Jim Mitteager

From Wikipedia, the free encyclopedia
Jump to: navigation, search

James J. "Jim" Mitteager (17 July 1946 – 24 July 1997) was an American journalist who worked for several tabloid newspapers and covered numerous high-profile incidents.

Life and career[edit]

In 1973 Mitteager worked for the New York City Police Department before becoming a journalist.[1] While working as a freelance writer for the New York Post, Mitteager was acquitted in 1979 on charges that he had bribed a correction officer to obtain photographs and information about murderer David Berkowitz.[2]

In 1989, Mitteager helped The National Enquirer scoop People in getting the first photo of Riley Keough, oldest grandchild of Elvis Presley and Priscilla Presley.[1]

Mitteager served as Los Angeles bureau chief of tabloid The Globe. Around the time of Mitteager's death, secret recordings of his conversations with celebrities and their representatives while at The Globe came to light. The press also reported on his relationship with investigator Anthony Pellicano.

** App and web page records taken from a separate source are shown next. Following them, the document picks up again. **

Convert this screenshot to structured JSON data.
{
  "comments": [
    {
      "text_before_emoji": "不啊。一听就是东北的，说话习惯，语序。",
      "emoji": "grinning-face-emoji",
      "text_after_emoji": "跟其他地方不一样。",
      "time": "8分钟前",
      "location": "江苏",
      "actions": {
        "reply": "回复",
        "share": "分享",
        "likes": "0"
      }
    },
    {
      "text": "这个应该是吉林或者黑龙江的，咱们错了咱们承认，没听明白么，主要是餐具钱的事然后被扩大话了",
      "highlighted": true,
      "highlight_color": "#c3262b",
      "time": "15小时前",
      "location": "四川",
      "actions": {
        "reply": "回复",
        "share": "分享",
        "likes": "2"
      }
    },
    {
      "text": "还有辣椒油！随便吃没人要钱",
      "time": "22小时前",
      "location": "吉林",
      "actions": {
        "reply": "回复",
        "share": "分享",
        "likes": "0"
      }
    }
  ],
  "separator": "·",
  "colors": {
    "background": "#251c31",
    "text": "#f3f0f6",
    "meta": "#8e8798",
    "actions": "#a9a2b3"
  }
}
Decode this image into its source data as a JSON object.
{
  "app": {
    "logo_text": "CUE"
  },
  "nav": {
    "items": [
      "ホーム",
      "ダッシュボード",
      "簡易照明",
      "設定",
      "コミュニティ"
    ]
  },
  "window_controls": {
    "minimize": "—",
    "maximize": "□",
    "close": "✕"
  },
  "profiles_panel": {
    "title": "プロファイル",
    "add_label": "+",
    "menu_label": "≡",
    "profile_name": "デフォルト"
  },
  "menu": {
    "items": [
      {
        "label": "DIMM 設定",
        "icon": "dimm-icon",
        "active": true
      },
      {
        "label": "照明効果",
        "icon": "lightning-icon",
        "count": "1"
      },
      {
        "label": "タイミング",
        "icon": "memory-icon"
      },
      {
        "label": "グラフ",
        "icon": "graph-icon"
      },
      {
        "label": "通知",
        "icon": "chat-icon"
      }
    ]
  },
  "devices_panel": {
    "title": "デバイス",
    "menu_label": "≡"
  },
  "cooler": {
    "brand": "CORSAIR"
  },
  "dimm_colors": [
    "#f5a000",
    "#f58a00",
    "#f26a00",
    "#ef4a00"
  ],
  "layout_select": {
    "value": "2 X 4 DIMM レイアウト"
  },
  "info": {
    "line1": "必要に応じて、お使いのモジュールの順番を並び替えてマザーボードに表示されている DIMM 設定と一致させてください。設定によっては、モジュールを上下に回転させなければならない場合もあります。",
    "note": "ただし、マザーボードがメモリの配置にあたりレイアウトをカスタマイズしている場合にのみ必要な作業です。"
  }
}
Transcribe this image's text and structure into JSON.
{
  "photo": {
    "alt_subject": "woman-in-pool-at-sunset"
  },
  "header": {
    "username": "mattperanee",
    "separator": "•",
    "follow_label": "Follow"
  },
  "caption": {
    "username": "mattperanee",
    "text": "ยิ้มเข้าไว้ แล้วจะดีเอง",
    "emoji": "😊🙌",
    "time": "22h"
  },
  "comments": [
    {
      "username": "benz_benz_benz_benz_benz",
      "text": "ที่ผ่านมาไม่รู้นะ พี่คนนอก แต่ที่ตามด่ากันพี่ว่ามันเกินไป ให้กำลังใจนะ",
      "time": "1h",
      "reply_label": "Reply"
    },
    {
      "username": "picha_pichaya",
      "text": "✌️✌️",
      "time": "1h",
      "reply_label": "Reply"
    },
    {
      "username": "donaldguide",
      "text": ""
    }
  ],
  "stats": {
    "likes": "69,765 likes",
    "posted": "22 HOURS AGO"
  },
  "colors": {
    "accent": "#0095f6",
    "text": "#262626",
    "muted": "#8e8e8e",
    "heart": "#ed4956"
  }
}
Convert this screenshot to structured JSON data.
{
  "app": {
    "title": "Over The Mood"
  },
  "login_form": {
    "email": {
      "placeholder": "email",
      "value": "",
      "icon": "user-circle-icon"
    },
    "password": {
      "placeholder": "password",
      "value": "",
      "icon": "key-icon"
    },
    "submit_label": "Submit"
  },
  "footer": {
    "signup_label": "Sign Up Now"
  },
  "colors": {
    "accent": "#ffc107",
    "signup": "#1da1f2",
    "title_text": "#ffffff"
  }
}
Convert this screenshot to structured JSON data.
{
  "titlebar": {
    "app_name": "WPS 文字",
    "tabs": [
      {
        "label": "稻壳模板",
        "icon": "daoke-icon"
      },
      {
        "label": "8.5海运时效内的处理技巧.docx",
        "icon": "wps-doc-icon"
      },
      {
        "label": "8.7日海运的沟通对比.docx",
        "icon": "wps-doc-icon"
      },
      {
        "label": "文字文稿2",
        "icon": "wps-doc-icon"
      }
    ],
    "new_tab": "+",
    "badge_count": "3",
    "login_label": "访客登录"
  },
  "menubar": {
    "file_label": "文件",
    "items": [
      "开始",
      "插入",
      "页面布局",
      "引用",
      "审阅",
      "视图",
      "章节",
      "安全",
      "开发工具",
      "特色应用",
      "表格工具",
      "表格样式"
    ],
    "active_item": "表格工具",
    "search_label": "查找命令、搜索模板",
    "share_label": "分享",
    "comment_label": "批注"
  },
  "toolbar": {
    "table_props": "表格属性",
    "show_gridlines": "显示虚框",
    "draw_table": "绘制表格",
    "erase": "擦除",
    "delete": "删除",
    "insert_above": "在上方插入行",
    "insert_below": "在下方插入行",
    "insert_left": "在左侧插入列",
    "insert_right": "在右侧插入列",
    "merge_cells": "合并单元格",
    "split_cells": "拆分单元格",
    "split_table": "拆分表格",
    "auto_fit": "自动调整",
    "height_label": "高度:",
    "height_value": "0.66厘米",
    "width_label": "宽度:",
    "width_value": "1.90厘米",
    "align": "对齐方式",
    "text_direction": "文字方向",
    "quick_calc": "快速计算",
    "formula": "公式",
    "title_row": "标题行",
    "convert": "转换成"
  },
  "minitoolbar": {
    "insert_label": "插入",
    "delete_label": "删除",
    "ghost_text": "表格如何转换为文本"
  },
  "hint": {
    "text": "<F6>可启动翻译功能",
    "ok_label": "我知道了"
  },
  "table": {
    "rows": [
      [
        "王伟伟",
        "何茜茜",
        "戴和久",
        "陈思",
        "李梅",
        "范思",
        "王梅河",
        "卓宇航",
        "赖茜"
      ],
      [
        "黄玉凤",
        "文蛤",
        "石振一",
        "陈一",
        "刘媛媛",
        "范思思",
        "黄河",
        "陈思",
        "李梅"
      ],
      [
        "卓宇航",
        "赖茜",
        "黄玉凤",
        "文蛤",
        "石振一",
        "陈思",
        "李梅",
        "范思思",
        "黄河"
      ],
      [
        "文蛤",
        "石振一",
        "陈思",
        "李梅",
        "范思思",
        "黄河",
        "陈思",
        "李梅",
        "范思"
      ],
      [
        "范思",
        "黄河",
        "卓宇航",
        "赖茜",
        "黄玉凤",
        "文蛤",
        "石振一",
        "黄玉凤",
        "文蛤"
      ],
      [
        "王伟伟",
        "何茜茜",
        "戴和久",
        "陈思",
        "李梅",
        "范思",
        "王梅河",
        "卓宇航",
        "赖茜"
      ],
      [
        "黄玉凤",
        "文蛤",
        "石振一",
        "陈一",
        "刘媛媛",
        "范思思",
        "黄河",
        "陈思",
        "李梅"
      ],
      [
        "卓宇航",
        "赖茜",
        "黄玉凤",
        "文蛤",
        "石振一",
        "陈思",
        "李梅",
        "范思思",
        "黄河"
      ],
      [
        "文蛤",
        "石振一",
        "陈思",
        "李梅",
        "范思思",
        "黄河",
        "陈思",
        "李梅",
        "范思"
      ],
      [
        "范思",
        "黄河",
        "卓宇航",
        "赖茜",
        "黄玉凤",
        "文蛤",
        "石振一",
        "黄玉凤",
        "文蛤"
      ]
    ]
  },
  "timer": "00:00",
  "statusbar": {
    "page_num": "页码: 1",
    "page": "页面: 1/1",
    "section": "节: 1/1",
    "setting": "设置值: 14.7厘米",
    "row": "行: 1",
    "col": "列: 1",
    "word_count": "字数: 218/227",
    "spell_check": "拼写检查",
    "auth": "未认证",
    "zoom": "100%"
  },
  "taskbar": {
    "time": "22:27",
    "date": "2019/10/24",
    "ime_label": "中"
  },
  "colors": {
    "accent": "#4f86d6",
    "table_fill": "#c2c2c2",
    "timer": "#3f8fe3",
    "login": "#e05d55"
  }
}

According to Los Angeles magazine, "Shortly before his death, he gave hundreds of tapes he had secretly recorded to Paul Barresi, a strong arm leg man for Pellicano."[3][4] Nikki Finke reported on the remaining tapes, "When Mitteager died of lung cancer, the tapes were left to his wife, who then gave them to her husband’s favorite tipster, Paul Barressi [sic], the adult film producer and occasional leg man for Pellicano."[5] Conversations on a few tapes brought to light how Pellicano would approach celebrities and their representatives with tips from reporters, and then offer to have the stories killed in exchange for payment.[4]

References[edit]

  1. ^ a b Calder, Iain (2004). The Untold Story: My 20 Years Running the National Enquirer. Miramax Books, ISBN 978-0-7868-6941-1
  2. ^ Fried, Joseph P. (November 22, 1979). A Jury Acquits Writer Who Got Berkowitz Data; Pictures and Information Used in New York Post. New York Times
  3. ^ Domanick, Joe (September 1, 2007). The Machiavelli of Muck: Anthony Pellicano's double-dealing made him Hollywood's top investigator. Then it all fell apart. Los Angeles
  4. ^ a b Halbfinger, David M. and Allison Hope Weiner (April 6, 2006). Complex Maneuvering Over Evidence in Hollywood Wiretapping Scandal. New York Times
  5. ^ Finke, Nikki (March 14, 2006). Old, Old News: Pellicano/Tabloids. LA Weekly